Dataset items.
<<<<

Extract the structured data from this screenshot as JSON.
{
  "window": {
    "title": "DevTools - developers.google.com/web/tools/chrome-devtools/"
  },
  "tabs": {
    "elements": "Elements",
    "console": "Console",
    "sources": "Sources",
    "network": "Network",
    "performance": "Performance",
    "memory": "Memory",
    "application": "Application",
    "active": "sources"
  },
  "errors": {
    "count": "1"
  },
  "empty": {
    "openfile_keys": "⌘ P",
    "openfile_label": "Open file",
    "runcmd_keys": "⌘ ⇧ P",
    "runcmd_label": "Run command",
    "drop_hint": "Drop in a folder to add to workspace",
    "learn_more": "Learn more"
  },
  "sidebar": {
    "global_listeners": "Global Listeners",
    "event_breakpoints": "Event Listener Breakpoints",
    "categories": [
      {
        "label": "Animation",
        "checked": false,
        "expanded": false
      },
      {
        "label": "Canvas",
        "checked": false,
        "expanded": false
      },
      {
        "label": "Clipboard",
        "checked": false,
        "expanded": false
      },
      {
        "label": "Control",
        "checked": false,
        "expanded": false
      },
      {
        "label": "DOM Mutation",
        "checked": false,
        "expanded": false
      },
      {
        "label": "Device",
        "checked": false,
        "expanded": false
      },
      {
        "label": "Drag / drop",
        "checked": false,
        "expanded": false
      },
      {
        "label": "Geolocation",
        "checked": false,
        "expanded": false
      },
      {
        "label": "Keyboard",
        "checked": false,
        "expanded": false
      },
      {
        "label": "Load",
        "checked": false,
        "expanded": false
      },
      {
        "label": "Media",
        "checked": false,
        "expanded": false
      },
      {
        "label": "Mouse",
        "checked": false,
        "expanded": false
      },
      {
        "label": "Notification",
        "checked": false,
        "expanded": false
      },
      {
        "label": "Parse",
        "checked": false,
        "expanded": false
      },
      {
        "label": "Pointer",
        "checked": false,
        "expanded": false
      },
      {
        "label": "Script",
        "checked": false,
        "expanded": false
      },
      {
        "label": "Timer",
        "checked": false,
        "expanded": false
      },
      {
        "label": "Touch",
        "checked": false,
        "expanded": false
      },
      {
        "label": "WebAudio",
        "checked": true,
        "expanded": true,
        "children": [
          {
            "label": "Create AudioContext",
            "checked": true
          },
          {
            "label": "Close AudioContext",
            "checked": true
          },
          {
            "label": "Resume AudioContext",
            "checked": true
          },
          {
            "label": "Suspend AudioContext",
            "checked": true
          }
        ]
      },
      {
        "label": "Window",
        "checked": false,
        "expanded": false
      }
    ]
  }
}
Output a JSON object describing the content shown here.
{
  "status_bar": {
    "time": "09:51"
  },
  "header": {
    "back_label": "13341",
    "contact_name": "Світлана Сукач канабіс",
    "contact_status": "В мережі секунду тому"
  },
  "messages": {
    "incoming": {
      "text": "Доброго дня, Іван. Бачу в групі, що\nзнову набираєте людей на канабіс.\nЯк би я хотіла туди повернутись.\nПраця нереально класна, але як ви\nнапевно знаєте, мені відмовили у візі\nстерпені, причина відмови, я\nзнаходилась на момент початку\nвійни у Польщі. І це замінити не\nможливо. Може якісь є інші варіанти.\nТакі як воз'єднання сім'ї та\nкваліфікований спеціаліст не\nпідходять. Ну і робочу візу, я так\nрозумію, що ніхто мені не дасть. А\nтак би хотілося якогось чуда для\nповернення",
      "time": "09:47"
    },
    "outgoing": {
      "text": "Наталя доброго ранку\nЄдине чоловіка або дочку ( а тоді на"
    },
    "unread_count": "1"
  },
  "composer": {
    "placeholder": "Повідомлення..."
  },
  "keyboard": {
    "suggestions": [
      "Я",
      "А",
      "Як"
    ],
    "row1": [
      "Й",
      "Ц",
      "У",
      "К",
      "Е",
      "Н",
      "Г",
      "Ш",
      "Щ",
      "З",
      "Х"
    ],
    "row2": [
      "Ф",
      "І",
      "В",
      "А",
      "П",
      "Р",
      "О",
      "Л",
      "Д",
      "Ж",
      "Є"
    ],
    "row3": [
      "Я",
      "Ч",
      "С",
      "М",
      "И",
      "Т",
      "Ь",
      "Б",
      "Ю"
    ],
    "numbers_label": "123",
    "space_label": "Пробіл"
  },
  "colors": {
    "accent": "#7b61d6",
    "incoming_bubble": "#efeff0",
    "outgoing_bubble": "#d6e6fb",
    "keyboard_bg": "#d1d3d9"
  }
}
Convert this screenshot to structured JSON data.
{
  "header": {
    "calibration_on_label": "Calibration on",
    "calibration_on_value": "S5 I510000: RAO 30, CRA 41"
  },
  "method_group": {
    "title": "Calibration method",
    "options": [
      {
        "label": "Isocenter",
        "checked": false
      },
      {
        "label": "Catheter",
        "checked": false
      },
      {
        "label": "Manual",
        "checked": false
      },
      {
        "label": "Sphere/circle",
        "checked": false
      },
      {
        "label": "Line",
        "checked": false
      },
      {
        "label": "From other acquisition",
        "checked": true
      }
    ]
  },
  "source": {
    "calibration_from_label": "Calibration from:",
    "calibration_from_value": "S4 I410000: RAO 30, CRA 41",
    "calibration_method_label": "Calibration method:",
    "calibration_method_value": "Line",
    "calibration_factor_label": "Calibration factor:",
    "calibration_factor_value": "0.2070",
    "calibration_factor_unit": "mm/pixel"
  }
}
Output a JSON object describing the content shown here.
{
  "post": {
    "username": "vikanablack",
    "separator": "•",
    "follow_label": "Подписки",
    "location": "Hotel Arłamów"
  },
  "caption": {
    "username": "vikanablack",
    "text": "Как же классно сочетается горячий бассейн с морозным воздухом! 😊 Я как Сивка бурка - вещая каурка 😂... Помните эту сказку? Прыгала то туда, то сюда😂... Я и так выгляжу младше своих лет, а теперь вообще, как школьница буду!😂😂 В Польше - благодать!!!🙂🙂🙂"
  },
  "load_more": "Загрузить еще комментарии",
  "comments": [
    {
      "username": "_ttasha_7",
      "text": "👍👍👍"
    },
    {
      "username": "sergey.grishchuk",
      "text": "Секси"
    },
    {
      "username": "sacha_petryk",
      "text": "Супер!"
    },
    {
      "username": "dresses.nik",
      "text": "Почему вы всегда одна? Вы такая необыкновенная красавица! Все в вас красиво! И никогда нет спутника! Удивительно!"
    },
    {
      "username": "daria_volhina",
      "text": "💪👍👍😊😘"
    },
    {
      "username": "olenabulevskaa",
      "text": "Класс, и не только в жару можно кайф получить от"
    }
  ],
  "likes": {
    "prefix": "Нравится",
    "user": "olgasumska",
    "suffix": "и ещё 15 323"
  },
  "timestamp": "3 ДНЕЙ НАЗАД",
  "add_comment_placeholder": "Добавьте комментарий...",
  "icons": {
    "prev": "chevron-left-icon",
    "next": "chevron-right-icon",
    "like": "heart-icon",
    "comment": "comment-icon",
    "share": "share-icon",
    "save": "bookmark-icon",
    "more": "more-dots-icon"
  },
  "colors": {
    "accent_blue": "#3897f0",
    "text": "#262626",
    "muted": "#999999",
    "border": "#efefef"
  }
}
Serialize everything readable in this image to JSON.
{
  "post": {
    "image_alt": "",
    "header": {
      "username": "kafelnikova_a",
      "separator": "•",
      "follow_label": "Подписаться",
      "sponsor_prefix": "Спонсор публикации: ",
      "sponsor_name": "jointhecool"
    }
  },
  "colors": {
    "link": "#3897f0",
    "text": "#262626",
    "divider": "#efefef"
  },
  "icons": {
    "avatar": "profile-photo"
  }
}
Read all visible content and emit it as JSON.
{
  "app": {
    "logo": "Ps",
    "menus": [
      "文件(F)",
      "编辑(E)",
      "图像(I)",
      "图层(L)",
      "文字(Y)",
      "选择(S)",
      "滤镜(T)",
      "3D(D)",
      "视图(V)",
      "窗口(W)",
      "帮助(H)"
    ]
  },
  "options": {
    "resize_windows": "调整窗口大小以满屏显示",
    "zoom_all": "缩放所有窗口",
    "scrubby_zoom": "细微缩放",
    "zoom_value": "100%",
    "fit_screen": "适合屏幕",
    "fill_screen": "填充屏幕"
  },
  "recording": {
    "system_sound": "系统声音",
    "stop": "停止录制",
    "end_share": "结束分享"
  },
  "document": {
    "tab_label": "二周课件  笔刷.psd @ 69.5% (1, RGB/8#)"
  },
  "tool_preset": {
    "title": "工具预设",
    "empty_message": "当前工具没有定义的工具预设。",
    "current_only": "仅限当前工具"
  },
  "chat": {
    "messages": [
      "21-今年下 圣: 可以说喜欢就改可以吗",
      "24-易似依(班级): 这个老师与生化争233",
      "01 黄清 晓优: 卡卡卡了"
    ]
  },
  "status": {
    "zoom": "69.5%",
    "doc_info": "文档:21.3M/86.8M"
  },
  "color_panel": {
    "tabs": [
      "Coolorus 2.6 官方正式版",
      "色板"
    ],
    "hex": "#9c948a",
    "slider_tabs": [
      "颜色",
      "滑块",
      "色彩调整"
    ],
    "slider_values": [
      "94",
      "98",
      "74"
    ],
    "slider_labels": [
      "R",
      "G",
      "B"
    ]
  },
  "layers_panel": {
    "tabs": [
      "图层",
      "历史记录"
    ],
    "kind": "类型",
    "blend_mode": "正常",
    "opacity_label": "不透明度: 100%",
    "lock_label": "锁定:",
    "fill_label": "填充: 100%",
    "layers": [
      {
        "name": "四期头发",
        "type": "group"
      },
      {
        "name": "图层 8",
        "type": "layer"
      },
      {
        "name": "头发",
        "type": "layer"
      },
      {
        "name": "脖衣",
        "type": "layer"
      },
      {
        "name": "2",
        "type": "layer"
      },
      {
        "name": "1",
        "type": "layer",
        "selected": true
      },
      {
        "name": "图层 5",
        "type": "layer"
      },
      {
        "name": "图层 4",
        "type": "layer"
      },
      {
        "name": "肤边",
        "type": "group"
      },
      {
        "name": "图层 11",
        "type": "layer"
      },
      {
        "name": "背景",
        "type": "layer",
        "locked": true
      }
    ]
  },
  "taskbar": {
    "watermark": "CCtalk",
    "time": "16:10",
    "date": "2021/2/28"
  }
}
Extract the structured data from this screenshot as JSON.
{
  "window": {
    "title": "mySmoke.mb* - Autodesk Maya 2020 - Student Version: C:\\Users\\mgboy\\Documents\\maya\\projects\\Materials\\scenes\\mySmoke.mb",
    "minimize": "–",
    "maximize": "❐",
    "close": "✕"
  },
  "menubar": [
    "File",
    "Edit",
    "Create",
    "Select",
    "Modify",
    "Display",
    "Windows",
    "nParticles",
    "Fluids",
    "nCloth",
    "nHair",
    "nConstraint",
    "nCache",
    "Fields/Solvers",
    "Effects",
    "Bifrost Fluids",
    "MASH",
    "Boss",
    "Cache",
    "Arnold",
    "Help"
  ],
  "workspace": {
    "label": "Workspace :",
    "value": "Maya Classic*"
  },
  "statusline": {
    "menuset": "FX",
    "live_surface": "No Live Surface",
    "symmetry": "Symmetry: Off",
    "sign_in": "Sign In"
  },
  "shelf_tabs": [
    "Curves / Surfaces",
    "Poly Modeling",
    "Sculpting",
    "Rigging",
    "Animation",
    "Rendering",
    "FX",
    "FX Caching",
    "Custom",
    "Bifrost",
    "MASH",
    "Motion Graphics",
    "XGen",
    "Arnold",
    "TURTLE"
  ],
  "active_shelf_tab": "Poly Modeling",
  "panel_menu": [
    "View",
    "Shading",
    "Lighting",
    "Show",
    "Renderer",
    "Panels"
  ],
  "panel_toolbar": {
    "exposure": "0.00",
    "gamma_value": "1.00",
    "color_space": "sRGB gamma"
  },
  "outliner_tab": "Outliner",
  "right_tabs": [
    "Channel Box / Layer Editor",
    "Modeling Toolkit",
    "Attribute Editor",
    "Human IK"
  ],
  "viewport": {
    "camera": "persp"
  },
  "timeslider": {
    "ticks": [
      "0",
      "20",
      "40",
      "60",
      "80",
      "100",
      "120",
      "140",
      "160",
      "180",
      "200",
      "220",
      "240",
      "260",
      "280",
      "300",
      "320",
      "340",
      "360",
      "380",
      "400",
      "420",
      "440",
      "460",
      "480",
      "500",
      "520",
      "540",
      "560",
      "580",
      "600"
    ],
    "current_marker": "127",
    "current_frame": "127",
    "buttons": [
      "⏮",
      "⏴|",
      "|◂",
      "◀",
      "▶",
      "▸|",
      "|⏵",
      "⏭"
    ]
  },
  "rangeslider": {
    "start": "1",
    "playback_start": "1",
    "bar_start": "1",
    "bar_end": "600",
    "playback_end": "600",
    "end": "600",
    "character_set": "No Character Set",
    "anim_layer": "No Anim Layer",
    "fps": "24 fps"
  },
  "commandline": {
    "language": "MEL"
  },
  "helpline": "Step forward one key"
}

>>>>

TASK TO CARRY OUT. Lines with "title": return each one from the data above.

ANSWER BELOW.
    "title": "DevTools - developers.google.com/web/tools/chrome-devtools/"
    "title": "Calibration method",
    "title": "工具预设",
    "title": "mySmoke.mb* - Autodesk Maya 2020 - Student Version: C:\\Users\\mgboy\\Documents\\maya\\projects\\Materials\\scenes\\mySmoke.mb",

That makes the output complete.